======== PROVIDED MATERIAL

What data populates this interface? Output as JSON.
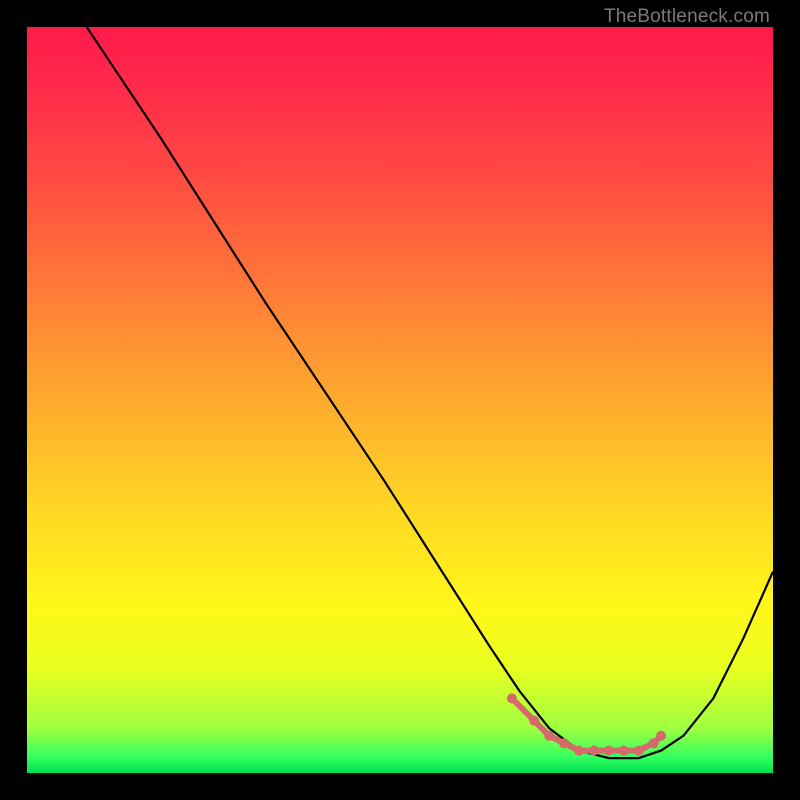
{
  "watermark": "TheBottleneck.com",
  "chart_data": {
    "type": "line",
    "title": "",
    "xlabel": "",
    "ylabel": "",
    "xlim": [
      0,
      100
    ],
    "ylim": [
      0,
      100
    ],
    "series": [
      {
        "name": "bottleneck-curve",
        "x": [
          8,
          12,
          18,
          25,
          32,
          40,
          48,
          55,
          62,
          66,
          70,
          74,
          78,
          82,
          85,
          88,
          92,
          96,
          100
        ],
        "y": [
          100,
          94,
          85,
          74,
          63,
          51,
          39,
          28,
          17,
          11,
          6,
          3,
          2,
          2,
          3,
          5,
          10,
          18,
          27
        ],
        "color": "#000000"
      }
    ],
    "markers": {
      "name": "bottleneck-range",
      "x": [
        65,
        68,
        70,
        72,
        74,
        76,
        78,
        80,
        82,
        84,
        85
      ],
      "y": [
        10,
        7,
        5,
        4,
        3,
        3,
        3,
        3,
        3,
        4,
        5
      ],
      "color": "#d46a6a"
    },
    "background_gradient": {
      "stops": [
        {
          "pos": 0,
          "color": "#ff1a4a"
        },
        {
          "pos": 20,
          "color": "#ff4a42"
        },
        {
          "pos": 50,
          "color": "#ffaa2e"
        },
        {
          "pos": 78,
          "color": "#fff81a"
        },
        {
          "pos": 94,
          "color": "#a0ff40"
        },
        {
          "pos": 100,
          "color": "#00e050"
        }
      ]
    }
  }
}
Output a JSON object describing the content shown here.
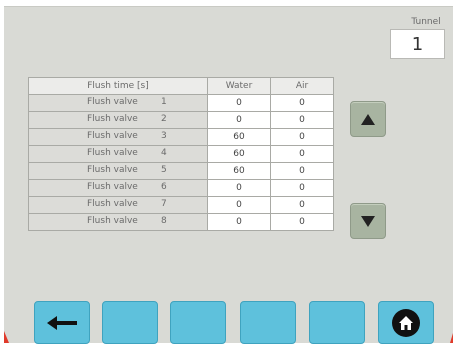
{
  "tunnel": {
    "label": "Tunnel",
    "value": "1"
  },
  "table": {
    "headers": {
      "name": "Flush time [s]",
      "water": "Water",
      "air": "Air"
    },
    "rows": [
      {
        "label": "Flush valve",
        "num": "1",
        "water": "0",
        "air": "0"
      },
      {
        "label": "Flush valve",
        "num": "2",
        "water": "0",
        "air": "0"
      },
      {
        "label": "Flush valve",
        "num": "3",
        "water": "60",
        "air": "0"
      },
      {
        "label": "Flush valve",
        "num": "4",
        "water": "60",
        "air": "0"
      },
      {
        "label": "Flush valve",
        "num": "5",
        "water": "60",
        "air": "0"
      },
      {
        "label": "Flush valve",
        "num": "6",
        "water": "0",
        "air": "0"
      },
      {
        "label": "Flush valve",
        "num": "7",
        "water": "0",
        "air": "0"
      },
      {
        "label": "Flush valve",
        "num": "8",
        "water": "0",
        "air": "0"
      }
    ]
  },
  "scroll": {
    "up_icon": "triangle-up-icon",
    "down_icon": "triangle-down-icon"
  },
  "function_keys": {
    "back_icon": "arrow-left-icon",
    "home_icon": "home-icon"
  },
  "colors": {
    "background": "#d9dad5",
    "function_key": "#5ec1dc",
    "scroll_button": "#a8b4a1",
    "accent_corner": "#e03a2a"
  }
}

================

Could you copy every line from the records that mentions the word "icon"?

    "up_icon": "triangle-up-icon",
    "down_icon": "triangle-down-icon"
    "back_icon": "arrow-left-icon",
    "home_icon": "home-icon"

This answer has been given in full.